8 Simple Things You Aren’t Doing to Increase Your Home Cybersecurity

8 simple things

In your neighborhood, there are probably only one or two potential burglars lurking on any given day — but every second, there are hundreds of millions of malware threats floating around the web. While you shouldn’t neglect security like locks and lights, you probably need to shift your focus to digital security, which will ensure you don’t lose valuable data like your bank account login or social security number.

While you might think you are keeping your personal devices reasonably well-protected, the truth is you probably aren’t. Here are a few simple things you can do to make your security even stronger against digital threats.

Create Unique Passwords

If you only use one password, and that password is compromised, you suddenly lose all the data on all your accounts across your devices. A better strategy is to create a unique password for every account — and you don’t even have to remember each password on your own. You can acquire a password management tool, which not only stores the passwords you create but suggests strong passwords for you to use.

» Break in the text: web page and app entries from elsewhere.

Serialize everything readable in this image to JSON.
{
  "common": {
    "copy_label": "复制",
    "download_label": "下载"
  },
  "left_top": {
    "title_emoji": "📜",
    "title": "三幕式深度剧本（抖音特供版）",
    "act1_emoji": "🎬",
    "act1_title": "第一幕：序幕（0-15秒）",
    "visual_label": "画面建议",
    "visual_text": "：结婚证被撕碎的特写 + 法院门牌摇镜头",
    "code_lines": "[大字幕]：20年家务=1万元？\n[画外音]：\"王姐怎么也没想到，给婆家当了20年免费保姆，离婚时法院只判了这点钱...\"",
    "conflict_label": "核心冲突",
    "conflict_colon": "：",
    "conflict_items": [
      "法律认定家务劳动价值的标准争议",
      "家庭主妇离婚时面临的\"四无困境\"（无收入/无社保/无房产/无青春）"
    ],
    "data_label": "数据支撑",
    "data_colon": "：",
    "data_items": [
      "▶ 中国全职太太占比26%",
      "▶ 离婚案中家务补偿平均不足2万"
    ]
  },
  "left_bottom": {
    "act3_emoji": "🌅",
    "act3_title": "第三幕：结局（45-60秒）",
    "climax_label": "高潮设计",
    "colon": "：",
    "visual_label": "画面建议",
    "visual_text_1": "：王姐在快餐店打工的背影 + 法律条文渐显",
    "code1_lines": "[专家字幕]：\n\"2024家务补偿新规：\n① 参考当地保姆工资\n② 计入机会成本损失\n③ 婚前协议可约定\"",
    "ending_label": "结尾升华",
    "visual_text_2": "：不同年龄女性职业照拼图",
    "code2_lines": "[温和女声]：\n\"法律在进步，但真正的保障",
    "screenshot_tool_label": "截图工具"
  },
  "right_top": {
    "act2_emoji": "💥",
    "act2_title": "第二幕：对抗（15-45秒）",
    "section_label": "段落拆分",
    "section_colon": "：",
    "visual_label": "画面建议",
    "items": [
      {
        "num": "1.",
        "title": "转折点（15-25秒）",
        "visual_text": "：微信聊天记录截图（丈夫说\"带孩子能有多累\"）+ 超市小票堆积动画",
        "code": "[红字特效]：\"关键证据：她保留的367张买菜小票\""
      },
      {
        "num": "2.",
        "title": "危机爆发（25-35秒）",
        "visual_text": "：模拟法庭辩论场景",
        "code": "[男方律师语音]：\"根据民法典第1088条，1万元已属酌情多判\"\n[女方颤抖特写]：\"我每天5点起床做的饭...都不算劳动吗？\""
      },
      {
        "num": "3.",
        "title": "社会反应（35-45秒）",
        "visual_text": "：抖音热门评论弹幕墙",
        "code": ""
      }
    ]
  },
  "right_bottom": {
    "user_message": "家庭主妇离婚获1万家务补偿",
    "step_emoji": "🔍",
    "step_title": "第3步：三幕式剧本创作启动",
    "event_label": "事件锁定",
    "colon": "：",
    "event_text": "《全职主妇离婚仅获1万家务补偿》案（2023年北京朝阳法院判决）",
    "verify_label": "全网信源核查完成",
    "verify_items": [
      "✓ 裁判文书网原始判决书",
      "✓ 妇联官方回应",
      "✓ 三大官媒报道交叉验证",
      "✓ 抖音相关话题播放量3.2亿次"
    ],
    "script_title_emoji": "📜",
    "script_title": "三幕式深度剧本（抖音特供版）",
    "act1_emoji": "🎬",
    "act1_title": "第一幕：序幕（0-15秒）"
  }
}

Segregate Your Emails

There’s a reason you keep missing important emails: You only have one email address, and you use it for everything. Doing this doesn’t just make your inbox more chaotic; it also increases your cyber risks. Because you are mixing emails from so many different sources, you could accidentally open an email filled with corrupted links or attachments, infecting your computer with malware. It’s much smarter to manage a few different email addresses for a few different purposes, like work, personal and promotional.

Update Your Apps

Sure, it’s annoying to wait a few minutes for your app to update before you can use it, but it’s way more annoying to succumb to a cyberattack because of all the vulnerabilities riddling your software. Over time, code loosens, allowing hackers to create backdoors that give them access to devices and data. This is exactly what happened with the WannaCry ransomware: Hospitals across the U.K. were running an outdated operating system that was exploited by the malware. Instead of ignoring the update reminder, you should click “update now” — or better yet, you should set your apps to auto-update.

Secure Your Network

Any device on any network can see not only any other device but also the data that is flying back and forth on the network. That means by leaving your network unsecured — meaning anyone can connect to it without a passcode — you are laying out a welcome mat for hackers. You can secure your network using your router’s settings, and you should consider adding extra home network security with services like network encryption, intrusion detection and more.

Set up a VPN


Admittedly, this is a slightly more advanced security tactic, but it doesn’t take much effort and can offer outstanding security benefits. VPN stands for virtual private network, which provides a temporary IP address that makes it more difficult to identify you, your network, your devices and your data. Plus, VPNs give you greater access to websites that have access censors — like a certain number of visits per month — and makes it virtually impossible for hackers to target you with malware. You can sign up for a VPN service through a VPN provider.

Use Your Smartphone to Pay

This might sound like bad advice because it runs contrary to your every instinct — but the truth is that your smartphone is way more secure than your credit or debit card, especially if you have a security program installed on your phone. Even if you are using the chip, you are trusting that the cashier and card reading devices you use don’t remember the numbers on your card. When you use some kind of mobile wallet, you generate a one-time code that can’t be used again for any type of payment. Thus, your real finances are kept safe.

Watch What You Click

Malware is everywhere these days. Not only do you need to be wary of email attachments, but you also need to be careful not to click certain images or links — even on legitimate-seeming websites and apps. Whenever you can, you should try to navigate to websites on your own, by entering the URL manually. Then, you should hover over linked text and images before you click, verifying that they lead where you expect them to.

Play With Security Tools

Finally, you shouldn’t be afraid to play around with the security tools you have installed on your devices. You should spend an hour or so clicking through settings to better understand your security options and even reading through any user manuals or help wikis that come with the apps. The more familiar you are with your security, the more comfortable you will be taking full advantage of its services.

Cybersecurity is much easier than many people expect, and the more you participate in cybersecurity practices, the less you’ll experience malware, data losses and other disasters. You can start with these simple steps to stronger cybersecurity; before you know it, you’ll be a cybersecurity star.

Anik is an IT professional and Data Science Enthusiast. He loves to spend a lot of time testing and reviewing the latest gadgets and software. He likes all things tech and his passion for smartphones is only matched by his passion for Sci-Fi TV Series.